Societies function. It was also Comte’s idea that sociological investigations
should be carried out scientifically - an approach known as positivism.
Emile Durkheim work advanced the structural-functional theory by viewing
society as built on social facts, or patterned ways of acting and thinking.
According to Robert Merton, some of these social patterns have intended
consequencies – manifest function; while the purpose of other behaviors are
not obvious – latent functions
THE SOCIAL-CONFLICT APPROACH
Conflict theorists view human society as an arena of inequalities that breed
conflicts and changes. They are concerned about how social class, race, gender and sexual orientation affect society’s distribution of wealth, power
and prestige. While structural-functional approach is concerned with how a
social structure promotes stability within a society, the social-conflict
approach focuses on the social struggle between the dominant and the
disadvantaged groups within a society - an analysis that Herbert Spencer
referred to as Social Darwinism. He likened the society to the human body
with different organs necessary for survival.
For conflict theorists like Carl Max, the twentieth was a very important
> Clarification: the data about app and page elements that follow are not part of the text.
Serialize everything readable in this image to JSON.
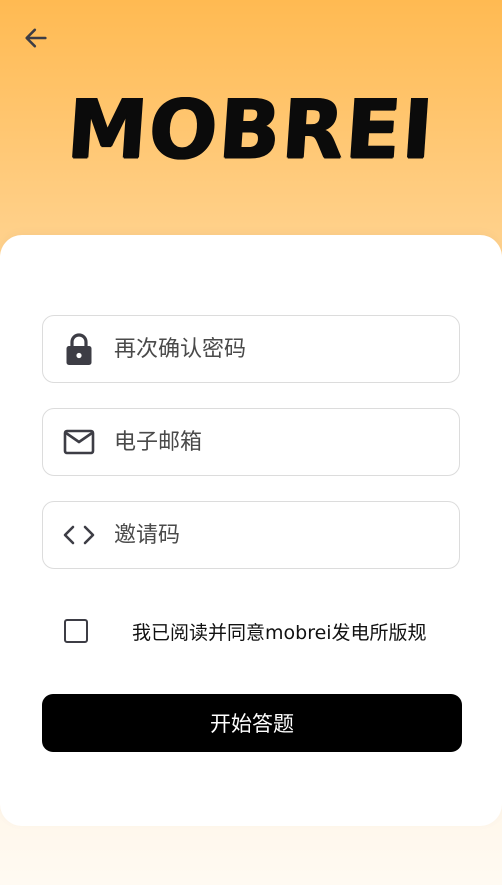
{
  "header": {
    "back_icon": "arrow-left-icon",
    "logo_text": "MOBREI"
  },
  "form": {
    "confirm_password": {
      "icon": "lock-icon",
      "placeholder": "再次确认密码",
      "value": ""
    },
    "email": {
      "icon": "mail-icon",
      "placeholder": "电子邮箱",
      "value": ""
    },
    "invite_code": {
      "icon": "code-icon",
      "placeholder": "邀请码",
      "value": ""
    },
    "agreement": {
      "checked": false,
      "label": "我已阅读并同意mobrei发电所版规"
    },
    "submit_label": "开始答题"
  },
  "colors": {
    "header_gradient_top": "#FFBA52",
    "header_gradient_bottom": "#FFD089",
    "button_bg": "#000000",
    "icon_color": "#3d3d45"
  }
}
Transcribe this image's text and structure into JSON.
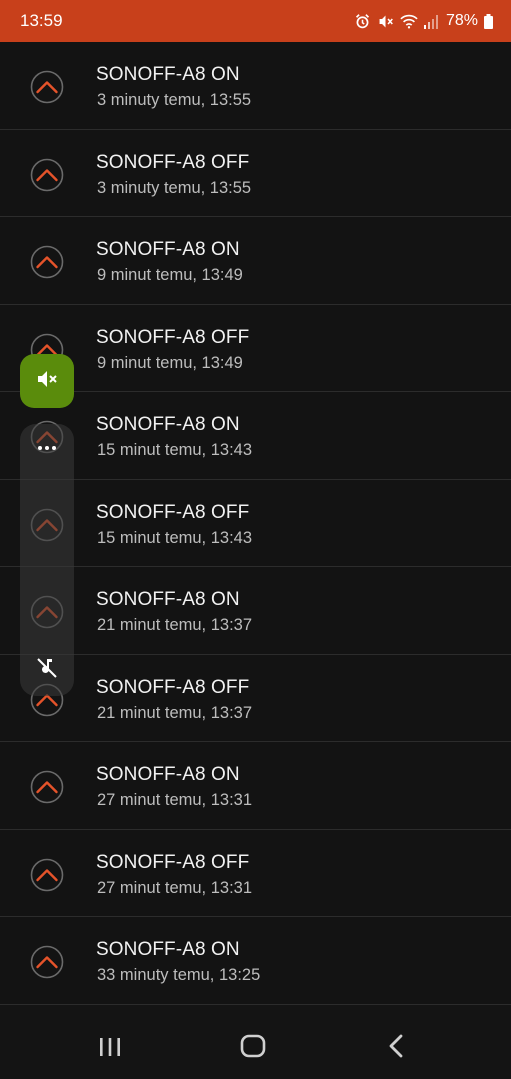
{
  "status": {
    "time": "13:59",
    "battery": "78%"
  },
  "notifications": [
    {
      "title": "SONOFF-A8 ON",
      "subtitle": "3 minuty temu, 13:55"
    },
    {
      "title": "SONOFF-A8 OFF",
      "subtitle": "3 minuty temu, 13:55"
    },
    {
      "title": "SONOFF-A8 ON",
      "subtitle": "9 minut temu, 13:49"
    },
    {
      "title": "SONOFF-A8 OFF",
      "subtitle": "9 minut temu, 13:49"
    },
    {
      "title": "SONOFF-A8 ON",
      "subtitle": "15 minut temu, 13:43"
    },
    {
      "title": "SONOFF-A8 OFF",
      "subtitle": "15 minut temu, 13:43"
    },
    {
      "title": "SONOFF-A8 ON",
      "subtitle": "21 minut temu, 13:37"
    },
    {
      "title": "SONOFF-A8 OFF",
      "subtitle": "21 minut temu, 13:37"
    },
    {
      "title": "SONOFF-A8 ON",
      "subtitle": "27 minut temu, 13:31"
    },
    {
      "title": "SONOFF-A8 OFF",
      "subtitle": "27 minut temu, 13:31"
    },
    {
      "title": "SONOFF-A8 ON",
      "subtitle": "33 minuty temu, 13:25"
    }
  ],
  "icons": {
    "notification": "chevron-up-icon",
    "alarm": "alarm-icon",
    "mute": "mute-icon",
    "wifi": "wifi-icon",
    "signal": "signal-icon",
    "battery": "battery-icon",
    "more": "more-icon",
    "ringtone_off": "ringtone-off-icon",
    "recents": "recents-icon",
    "home": "home-icon",
    "back": "back-icon"
  },
  "colors": {
    "status_bar": "#c8401b",
    "accent": "#e5532a",
    "background": "#131313",
    "mute_active": "#5a8c0c"
  }
}
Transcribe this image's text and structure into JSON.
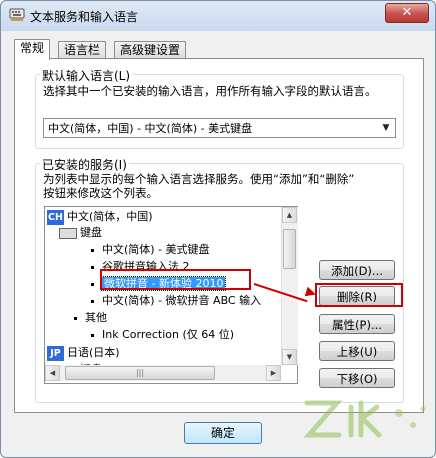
{
  "window": {
    "title": "文本服务和输入语言",
    "close_glyph": "✕"
  },
  "tabs": [
    {
      "label": "常规",
      "active": true
    },
    {
      "label": "语言栏",
      "active": false
    },
    {
      "label": "高级键设置",
      "active": false
    }
  ],
  "default_language": {
    "group_label": "默认输入语言(L)",
    "description": "选择其中一个已安装的输入语言，用作所有输入字段的默认语言。",
    "selected_value": "中文(简体，中国) - 中文(简体) - 美式键盘"
  },
  "installed_services": {
    "group_label": "已安装的服务(I)",
    "description_line1": "为列表中显示的每个输入语言选择服务。使用“添加”和“删除”",
    "description_line2": "按钮来修改这个列表。",
    "tree": {
      "lang_cn_badge": "CH",
      "lang_cn": "中文(简体，中国)",
      "keyboard_cn": "键盘",
      "item_us_keyboard": "中文(简体) - 美式键盘",
      "item_google_pinyin": "谷歌拼音输入法 2",
      "item_ms_pinyin_new": "微软拼音 - 新体验 2010",
      "item_ms_pinyin_abc": "中文(简体) - 微软拼音 ABC 输入",
      "other_cn": "其他",
      "item_ink_correction": "Ink Correction (仅 64 位)",
      "lang_jp_badge": "JP",
      "lang_jp": "日语(日本)",
      "keyboard_jp": "键盘"
    }
  },
  "buttons": {
    "add": "添加(D)...",
    "remove": "删除(R)",
    "properties": "属性(P)...",
    "move_up": "上移(U)",
    "move_down": "下移(O)",
    "ok": "确定"
  },
  "colors": {
    "annotation_red": "#cc0000",
    "selection_blue": "#3399ff",
    "badge_blue": "#2e6bd6"
  }
}
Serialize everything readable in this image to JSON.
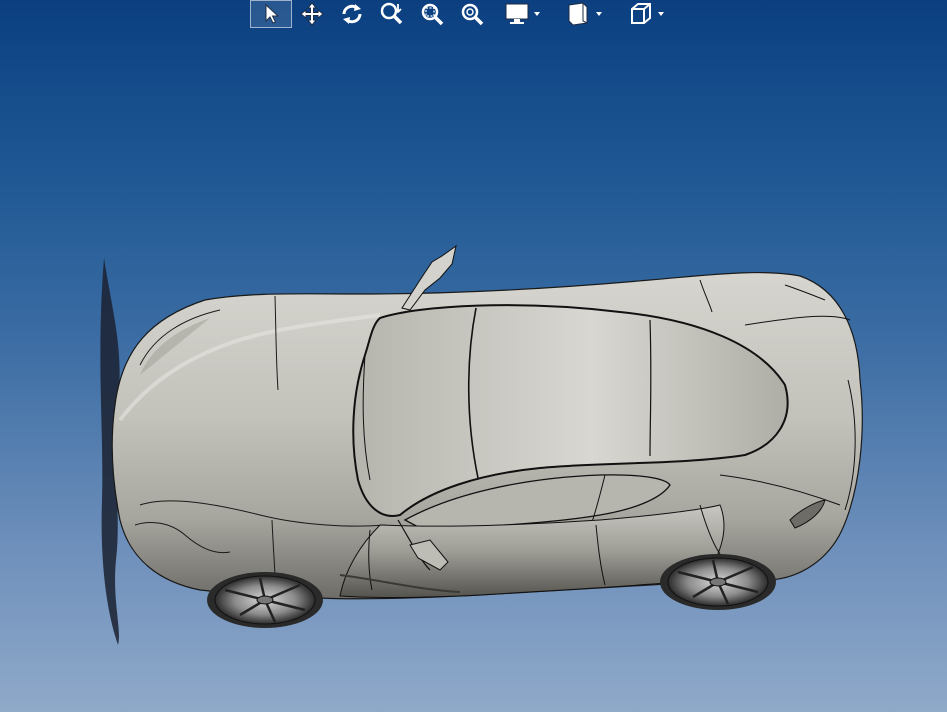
{
  "window": {
    "background_top": "#0b3f80",
    "background_bottom": "#8fa9c9"
  },
  "toolbar": {
    "tools": [
      {
        "icon": "select-arrow-icon",
        "active": true
      },
      {
        "icon": "pan-move-icon",
        "active": false
      },
      {
        "icon": "rotate-icon",
        "active": false
      },
      {
        "icon": "zoom-dynamic-icon",
        "active": false
      },
      {
        "icon": "zoom-window-icon",
        "active": false
      },
      {
        "icon": "zoom-fit-icon",
        "active": false
      },
      {
        "icon": "display-mode-icon",
        "active": false,
        "has_dropdown": true
      },
      {
        "icon": "section-view-icon",
        "active": false,
        "has_dropdown": true
      },
      {
        "icon": "view-orientation-icon",
        "active": false,
        "has_dropdown": true
      }
    ]
  },
  "model": {
    "name_icon": "sports-car-model",
    "body_color": "#c9c8c2",
    "edge_color": "#111111",
    "shadow_color": "#1a1f2a"
  }
}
century, in terms of sociological events.
His socio - economic ideas were adopted by the Bolsheviks who won
the class struggle of the Russian society. On the US home front,
race and gender conflict analysis required new approaches.
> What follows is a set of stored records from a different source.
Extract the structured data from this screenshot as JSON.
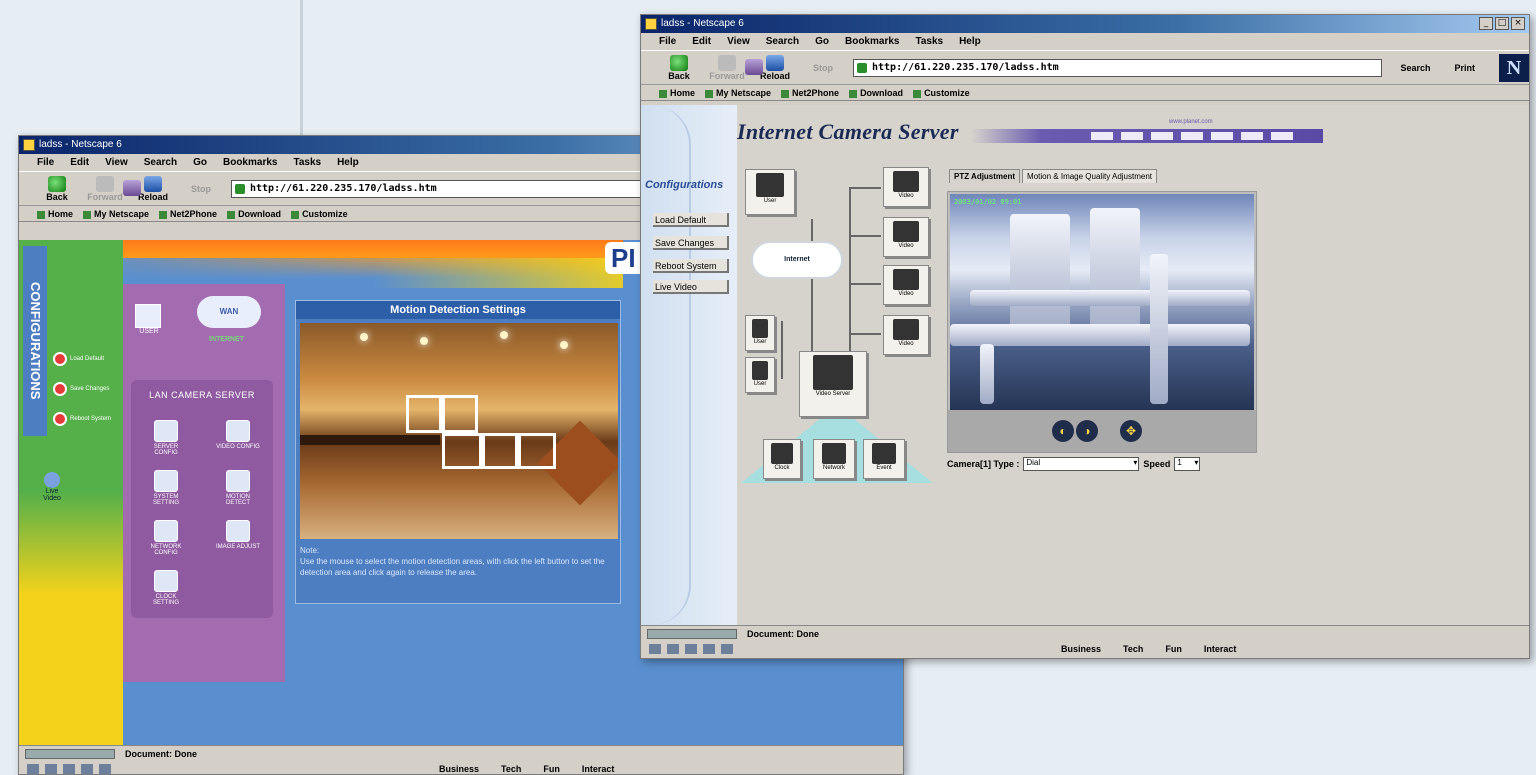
{
  "winA": {
    "title": "ladss - Netscape 6",
    "menu": [
      "File",
      "Edit",
      "View",
      "Search",
      "Go",
      "Bookmarks",
      "Tasks",
      "Help"
    ],
    "nav": [
      "Back",
      "Forward",
      "Reload",
      "Stop"
    ],
    "address": "http://61.220.235.170/ladss.htm",
    "links": [
      "Home",
      "My Netscape",
      "Net2Phone",
      "Download",
      "Customize"
    ],
    "sidebar": {
      "title": "CONFIGURATIONS",
      "buttons": [
        "Load Default",
        "Save Changes",
        "Reboot System"
      ],
      "live": "Live Video"
    },
    "logo": "PI",
    "topology": {
      "user": "USER",
      "cloud": "WAN",
      "internet": "INTERNET",
      "lan_title": "LAN CAMERA SERVER",
      "items": [
        "SERVER CONFIG",
        "VIDEO CONFIG",
        "SYSTEM SETTING",
        "MOTION DETECT",
        "NETWORK CONFIG",
        "IMAGE ADJUST",
        "CLOCK SETTING"
      ]
    },
    "motion": {
      "header": "Motion Detection Settings",
      "note_title": "Note:",
      "note": "Use the mouse to select the motion detection areas, with click the left button to set the detection area and click again to release the area."
    },
    "status": "Document: Done",
    "bottom": [
      "Business",
      "Tech",
      "Fun",
      "Interact"
    ]
  },
  "winB": {
    "title": "ladss - Netscape 6",
    "menu": [
      "File",
      "Edit",
      "View",
      "Search",
      "Go",
      "Bookmarks",
      "Tasks",
      "Help"
    ],
    "nav": [
      "Back",
      "Forward",
      "Reload",
      "Stop"
    ],
    "address": "http://61.220.235.170/ladss.htm",
    "search": "Search",
    "print": "Print",
    "links": [
      "Home",
      "My Netscape",
      "Net2Phone",
      "Download",
      "Customize"
    ],
    "heading": "Internet Camera Server",
    "url_small": "www.planet.com",
    "left": {
      "title": "Configurations",
      "links": [
        "Load Default",
        "Save Changes",
        "Reboot System",
        "Live Video"
      ]
    },
    "topology": {
      "user": "User",
      "internet": "Internet",
      "video": "Video",
      "server": "Video Server",
      "bottom": [
        "Clock",
        "Network",
        "Event"
      ]
    },
    "tabs": [
      "PTZ Adjustment",
      "Motion & Image Quality Adjustment"
    ],
    "camera": {
      "timestamp": "2003/01/02 09:01",
      "label": "Camera[1] Type :",
      "type_value": "Dial",
      "speed_label": "Speed",
      "speed_value": "1"
    },
    "status": "Document: Done",
    "bottom": [
      "Business",
      "Tech",
      "Fun",
      "Interact"
    ]
  }
}
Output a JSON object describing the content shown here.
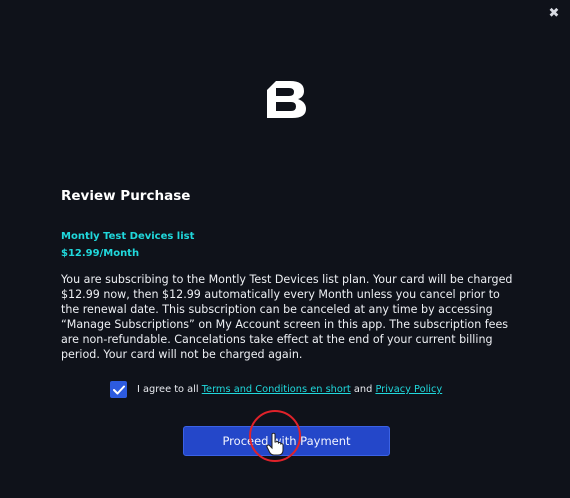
{
  "dialog": {
    "close_symbol": "✖",
    "title": "Review Purchase",
    "plan": {
      "name": "Montly Test Devices list",
      "price": "$12.99/Month"
    },
    "description": "You are subscribing to the Montly Test Devices list plan. Your card will be charged $12.99 now, then $12.99 automatically every Month unless you cancel prior to the renewal date. This subscription can be canceled at any time by accessing “Manage Subscriptions” on My Account screen in this app. The subscription fees are non-refundable. Cancelations take effect at the end of your current billing period. Your card will not be charged again.",
    "agreement": {
      "checked": true,
      "prefix": "I agree to all",
      "terms_link": "Terms and Conditions en short",
      "and_word": "and",
      "privacy_link": "Privacy Policy"
    },
    "proceed_label": "Proceed with Payment"
  },
  "icons": {
    "logo": "brand-b-logo",
    "close": "close-icon",
    "check": "checkmark-icon",
    "cursor": "hand-pointer-icon"
  },
  "colors": {
    "background": "#0f121a",
    "accent_cyan": "#20d8dc",
    "button_blue": "#2447c9",
    "checkbox_blue": "#2d5bdf",
    "click_ring": "#e0222a"
  }
}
THE GENDER-CONFLICT APPROACH
The gender-conflict perspective focuses on gender inequality, and is
linked to feminism which advocates equality between men and women.
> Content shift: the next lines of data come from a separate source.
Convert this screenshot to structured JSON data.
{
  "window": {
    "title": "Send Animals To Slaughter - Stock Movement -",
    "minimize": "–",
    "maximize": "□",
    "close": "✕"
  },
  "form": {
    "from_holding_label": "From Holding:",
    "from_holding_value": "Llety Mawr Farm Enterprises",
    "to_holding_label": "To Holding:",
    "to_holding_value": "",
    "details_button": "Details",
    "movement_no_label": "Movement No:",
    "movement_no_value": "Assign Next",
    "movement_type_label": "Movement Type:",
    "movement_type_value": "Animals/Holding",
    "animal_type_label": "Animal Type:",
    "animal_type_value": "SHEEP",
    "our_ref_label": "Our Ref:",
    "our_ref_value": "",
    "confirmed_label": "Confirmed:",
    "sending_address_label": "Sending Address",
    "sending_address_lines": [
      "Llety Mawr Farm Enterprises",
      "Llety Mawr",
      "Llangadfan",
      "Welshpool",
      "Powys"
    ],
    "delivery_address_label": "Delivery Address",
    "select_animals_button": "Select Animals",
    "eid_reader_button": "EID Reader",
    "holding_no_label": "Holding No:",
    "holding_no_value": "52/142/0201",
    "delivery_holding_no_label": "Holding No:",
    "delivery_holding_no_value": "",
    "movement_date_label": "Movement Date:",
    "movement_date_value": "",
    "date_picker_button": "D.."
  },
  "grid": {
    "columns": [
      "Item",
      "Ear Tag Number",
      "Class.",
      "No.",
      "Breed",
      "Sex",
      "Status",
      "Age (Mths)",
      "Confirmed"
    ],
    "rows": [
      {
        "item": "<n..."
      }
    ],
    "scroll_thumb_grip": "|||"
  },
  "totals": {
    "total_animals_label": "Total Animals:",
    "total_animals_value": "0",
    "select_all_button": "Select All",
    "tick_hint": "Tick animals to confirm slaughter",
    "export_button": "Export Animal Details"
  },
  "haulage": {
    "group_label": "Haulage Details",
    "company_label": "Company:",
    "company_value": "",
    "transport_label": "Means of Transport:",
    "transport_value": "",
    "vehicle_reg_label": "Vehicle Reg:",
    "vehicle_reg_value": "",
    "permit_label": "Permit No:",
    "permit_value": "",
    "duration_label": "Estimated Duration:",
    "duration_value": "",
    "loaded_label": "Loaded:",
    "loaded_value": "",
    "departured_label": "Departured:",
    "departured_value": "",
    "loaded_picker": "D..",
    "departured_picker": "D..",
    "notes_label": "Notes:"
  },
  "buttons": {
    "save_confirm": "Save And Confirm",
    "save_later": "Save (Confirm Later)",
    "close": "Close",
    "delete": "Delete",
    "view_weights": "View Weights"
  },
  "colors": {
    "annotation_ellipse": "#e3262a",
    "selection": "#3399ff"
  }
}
The approach acknowledges the contributions to sociology by women such
as Jane Adams, Susan .B. Anthony and Harriet Martineau who was
considered the first woman sociologist. Jane Adams campaigned for
the underclass and women’s social equality, and was credited with founding
the Hull House Settlement for poor immigrant families.
THE RACE-CONFLICT APPROACH
The race-conflict approach focuses on social inequality and conflict between
groups of different racial and ethnic backgrounds, and advocates social
equality for ethnic minorities who endure social and economic
disadvantages. The approach also highlights the contributions by minorities
such as Ida .W. Barnet and W .E. Du Bois to the development of sociology.
THE SYMBOLIC-INTERACTION APPROACH
The symbolic approach is a framework for advancing sociological theory
based on close-up analysis of interactions between individuals in specific
settings, a process known as micro-level orientation.
The name most associated with symbolic approach is Max Weber who
emphasized the need to understand a society from the point of view of
individuals who live in it. In the symbolic approach view of society, the
reality people experience is variable and changing, depending on the
symbolic meaning they attach to it.
In conclusion, each approach helps to analyze human societies, but a fuller
understanding can only be attained by applying all three approaches.
Macionis, John J., Sociology, 11th Edition, New Jersey, Pearson, 2007.